After staying some time in Antioch, Paul suggests a return to the churches established in Galatia (15:36). This tour of established churches is not unexpected since Paul has already made a return trip through Derbe, Lystra, and Iconium for the purpose of continued development and encouragement of these churches.
The suggestion that John Mark re-join the ministry team results in a “sharp disagreement” (verse 37-38). Barnabas wants to have John Mark travel with Paul once again. Sometimes Barnabas is presented as acting like a protective uncle, hoping to give the young and inexperienced John Mark another “chance” to prove himself. While this makes good preaching, that is not the way Luke describes the disagreement between Paul and Barnabas.
Paul “did not think it wise” (NIV) since John Mark has already abandoned them once. The NIV’s translation is adequate, but the word has the sense of being “worthy” or even “suitable to an activity” (BDAG). This could be taken in a positive sense (Paul does not see John Mark as a good “fit” for his vision of the ministry team), or negatively, Paul sees John Mark as unworthy since he has already abandoned the ministry.
John Mark did not depart because he was afraid of the tough travels or potential persecution. Rather, Paul’s rather harsh words to the Jewish sorcerer Elymas on Cyprus was a bit of a shock and perhaps even the idea that gospel should go to a Gentile like Serguis Paulus was a theological error. Luke uses the Greek word ἀφίστημι (afistemi, aorist participle). This word can mean more than simply “depart,” it can have the sense of “fall away” or “become a backslider.” The word appears in Daniel’s prayer of confession (Dan 9:9) and LXX Jer 3:14 to describe “faithless Israel.”

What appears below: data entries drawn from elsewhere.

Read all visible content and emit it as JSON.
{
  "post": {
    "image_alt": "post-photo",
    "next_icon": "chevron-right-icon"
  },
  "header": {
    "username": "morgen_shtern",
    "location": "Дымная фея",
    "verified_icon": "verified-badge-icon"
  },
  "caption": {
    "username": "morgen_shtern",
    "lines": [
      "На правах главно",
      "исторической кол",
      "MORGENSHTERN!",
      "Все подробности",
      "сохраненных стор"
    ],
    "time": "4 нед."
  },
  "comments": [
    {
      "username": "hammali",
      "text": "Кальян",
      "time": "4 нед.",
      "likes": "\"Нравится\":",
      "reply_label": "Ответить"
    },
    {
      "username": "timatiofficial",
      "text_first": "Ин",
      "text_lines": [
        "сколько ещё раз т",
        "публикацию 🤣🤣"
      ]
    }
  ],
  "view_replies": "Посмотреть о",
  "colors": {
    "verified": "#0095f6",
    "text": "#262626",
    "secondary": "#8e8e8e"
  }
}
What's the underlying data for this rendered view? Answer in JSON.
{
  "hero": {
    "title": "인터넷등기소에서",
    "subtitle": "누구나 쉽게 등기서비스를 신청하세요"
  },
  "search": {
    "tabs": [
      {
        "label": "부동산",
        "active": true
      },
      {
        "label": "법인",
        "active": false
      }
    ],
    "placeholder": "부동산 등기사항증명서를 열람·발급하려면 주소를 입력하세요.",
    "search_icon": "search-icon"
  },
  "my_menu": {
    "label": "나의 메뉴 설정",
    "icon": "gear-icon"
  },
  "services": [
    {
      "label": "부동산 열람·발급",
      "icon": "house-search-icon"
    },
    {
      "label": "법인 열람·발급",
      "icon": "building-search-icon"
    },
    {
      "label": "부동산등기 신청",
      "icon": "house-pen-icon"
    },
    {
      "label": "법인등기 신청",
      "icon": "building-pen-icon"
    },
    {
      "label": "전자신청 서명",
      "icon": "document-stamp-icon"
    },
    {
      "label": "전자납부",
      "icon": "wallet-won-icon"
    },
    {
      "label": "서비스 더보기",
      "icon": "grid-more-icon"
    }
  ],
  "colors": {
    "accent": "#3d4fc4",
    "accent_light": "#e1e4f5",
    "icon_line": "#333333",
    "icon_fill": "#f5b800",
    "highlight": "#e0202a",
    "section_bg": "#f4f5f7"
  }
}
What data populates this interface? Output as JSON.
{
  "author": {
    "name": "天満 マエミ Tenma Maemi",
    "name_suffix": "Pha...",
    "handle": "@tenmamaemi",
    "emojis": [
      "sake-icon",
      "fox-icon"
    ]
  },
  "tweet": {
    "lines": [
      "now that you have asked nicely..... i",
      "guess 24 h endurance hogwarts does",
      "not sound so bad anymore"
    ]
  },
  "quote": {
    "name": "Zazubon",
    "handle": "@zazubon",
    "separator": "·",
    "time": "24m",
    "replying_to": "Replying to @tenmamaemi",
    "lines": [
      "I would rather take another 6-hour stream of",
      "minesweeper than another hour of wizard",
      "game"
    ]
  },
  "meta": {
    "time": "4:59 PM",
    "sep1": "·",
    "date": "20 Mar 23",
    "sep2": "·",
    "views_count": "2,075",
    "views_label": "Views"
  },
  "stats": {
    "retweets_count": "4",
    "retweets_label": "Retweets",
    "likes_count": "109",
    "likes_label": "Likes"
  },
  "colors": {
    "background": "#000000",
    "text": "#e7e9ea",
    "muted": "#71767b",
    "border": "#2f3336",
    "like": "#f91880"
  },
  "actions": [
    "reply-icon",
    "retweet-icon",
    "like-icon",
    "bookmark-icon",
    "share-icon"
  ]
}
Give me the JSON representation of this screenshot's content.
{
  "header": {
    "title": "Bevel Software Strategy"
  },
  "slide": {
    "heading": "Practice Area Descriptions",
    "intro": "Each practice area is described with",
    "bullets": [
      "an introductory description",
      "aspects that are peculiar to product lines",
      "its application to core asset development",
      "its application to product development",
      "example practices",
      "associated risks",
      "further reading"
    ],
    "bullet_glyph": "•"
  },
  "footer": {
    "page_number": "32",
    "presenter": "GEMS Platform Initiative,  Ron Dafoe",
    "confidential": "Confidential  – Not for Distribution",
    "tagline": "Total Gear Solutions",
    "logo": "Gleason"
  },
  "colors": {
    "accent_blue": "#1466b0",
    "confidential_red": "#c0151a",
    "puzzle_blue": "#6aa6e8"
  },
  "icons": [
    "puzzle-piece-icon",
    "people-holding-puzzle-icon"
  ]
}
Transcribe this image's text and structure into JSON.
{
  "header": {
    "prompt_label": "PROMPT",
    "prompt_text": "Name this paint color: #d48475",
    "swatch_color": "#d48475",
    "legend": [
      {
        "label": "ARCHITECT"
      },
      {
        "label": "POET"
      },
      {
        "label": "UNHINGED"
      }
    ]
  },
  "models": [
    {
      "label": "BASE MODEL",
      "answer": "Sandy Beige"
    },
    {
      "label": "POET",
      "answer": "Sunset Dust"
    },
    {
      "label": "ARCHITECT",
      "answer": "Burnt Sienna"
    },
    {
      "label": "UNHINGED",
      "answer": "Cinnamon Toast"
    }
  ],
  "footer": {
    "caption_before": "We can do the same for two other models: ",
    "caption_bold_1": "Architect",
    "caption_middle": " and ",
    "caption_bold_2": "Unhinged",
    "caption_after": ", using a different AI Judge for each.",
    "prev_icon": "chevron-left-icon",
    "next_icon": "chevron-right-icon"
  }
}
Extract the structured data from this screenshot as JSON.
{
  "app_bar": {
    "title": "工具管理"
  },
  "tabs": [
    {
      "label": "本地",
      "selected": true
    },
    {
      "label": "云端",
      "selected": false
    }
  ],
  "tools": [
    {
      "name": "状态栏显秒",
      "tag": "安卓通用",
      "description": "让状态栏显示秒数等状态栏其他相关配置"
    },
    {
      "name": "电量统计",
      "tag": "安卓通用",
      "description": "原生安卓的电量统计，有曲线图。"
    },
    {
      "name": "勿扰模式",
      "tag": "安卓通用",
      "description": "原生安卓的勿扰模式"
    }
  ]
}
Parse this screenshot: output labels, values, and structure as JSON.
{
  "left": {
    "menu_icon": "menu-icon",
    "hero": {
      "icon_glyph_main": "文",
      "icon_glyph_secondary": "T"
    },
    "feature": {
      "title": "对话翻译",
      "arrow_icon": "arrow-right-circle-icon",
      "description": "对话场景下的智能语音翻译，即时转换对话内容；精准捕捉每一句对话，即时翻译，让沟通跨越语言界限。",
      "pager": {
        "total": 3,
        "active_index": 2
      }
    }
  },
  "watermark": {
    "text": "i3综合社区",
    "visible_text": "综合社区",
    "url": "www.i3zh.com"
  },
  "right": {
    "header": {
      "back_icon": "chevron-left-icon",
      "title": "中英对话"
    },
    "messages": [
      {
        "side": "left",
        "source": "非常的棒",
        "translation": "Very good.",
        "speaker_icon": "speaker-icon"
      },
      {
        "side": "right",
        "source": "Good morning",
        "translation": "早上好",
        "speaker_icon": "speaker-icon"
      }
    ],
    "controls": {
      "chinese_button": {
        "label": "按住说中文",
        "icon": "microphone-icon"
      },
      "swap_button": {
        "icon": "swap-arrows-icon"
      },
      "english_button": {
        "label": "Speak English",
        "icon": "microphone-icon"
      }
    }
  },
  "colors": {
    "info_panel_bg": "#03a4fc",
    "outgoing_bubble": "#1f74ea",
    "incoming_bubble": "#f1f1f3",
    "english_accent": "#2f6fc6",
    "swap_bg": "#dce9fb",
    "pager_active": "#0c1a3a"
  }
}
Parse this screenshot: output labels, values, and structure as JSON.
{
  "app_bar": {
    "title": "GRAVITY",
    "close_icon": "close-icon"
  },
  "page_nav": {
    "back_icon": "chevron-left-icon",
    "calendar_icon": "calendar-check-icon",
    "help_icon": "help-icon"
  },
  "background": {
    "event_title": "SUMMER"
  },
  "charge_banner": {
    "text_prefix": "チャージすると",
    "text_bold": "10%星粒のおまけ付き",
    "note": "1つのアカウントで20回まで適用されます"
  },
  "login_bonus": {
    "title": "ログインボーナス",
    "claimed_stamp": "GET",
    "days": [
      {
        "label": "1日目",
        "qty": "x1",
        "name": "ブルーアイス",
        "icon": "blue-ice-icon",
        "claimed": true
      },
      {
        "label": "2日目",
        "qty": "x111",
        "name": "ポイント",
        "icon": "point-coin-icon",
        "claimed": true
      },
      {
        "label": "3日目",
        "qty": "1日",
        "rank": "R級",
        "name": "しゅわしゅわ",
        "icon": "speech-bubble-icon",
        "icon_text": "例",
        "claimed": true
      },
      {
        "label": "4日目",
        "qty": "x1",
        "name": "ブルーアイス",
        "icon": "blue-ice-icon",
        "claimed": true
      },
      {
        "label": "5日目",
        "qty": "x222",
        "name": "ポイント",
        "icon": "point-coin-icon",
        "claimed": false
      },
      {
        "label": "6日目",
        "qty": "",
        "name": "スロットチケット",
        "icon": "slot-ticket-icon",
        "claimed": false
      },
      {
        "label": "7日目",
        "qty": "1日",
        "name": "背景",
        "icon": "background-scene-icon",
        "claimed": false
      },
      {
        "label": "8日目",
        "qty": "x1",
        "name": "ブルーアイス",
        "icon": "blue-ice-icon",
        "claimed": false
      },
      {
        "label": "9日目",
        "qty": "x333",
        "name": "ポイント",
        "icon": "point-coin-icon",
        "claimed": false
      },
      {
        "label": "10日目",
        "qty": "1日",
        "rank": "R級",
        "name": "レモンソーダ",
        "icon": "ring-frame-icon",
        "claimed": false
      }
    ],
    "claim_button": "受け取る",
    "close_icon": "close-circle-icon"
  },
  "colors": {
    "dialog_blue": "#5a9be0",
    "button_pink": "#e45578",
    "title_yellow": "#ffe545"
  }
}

More significantly, Luke used the word in the Parable of the Sower in Luke 8:13 to describe the seed which does not take root and “falls away” when persecution comes. Perhaps there is a hint here that John Mark was not quite “rooted” in Paul’s mission and when he experienced the theologically disturbing idea that Paul was going to turn to the Gentiles, he fell away.
The way Luke describes this disagreement is significant – Paul and Barnabas had a “sharp disagreement,” a word used for provoking one to “love and good works,” Heb 10:24, but also anger, exasperation, etc. The word appears in the LXX for “furious anger of the Lord” in Deut 29:27 and LXX Jer 32:37. Paul and Barnabas are in such a heated disagreement over John Mark that there is no solution other than to separate their ministries.
This is another chance to observe some diversity within the early church. Whatever the reason, John Mark disagreed with Paul and separated from him, then later Barnabas did the same thing. If John Mark and Barnabas represent the “Jerusalem Church,” then I think there is a hint here of serious tensions between the Pauline Mission and the style of ministry happening in Jerusalem.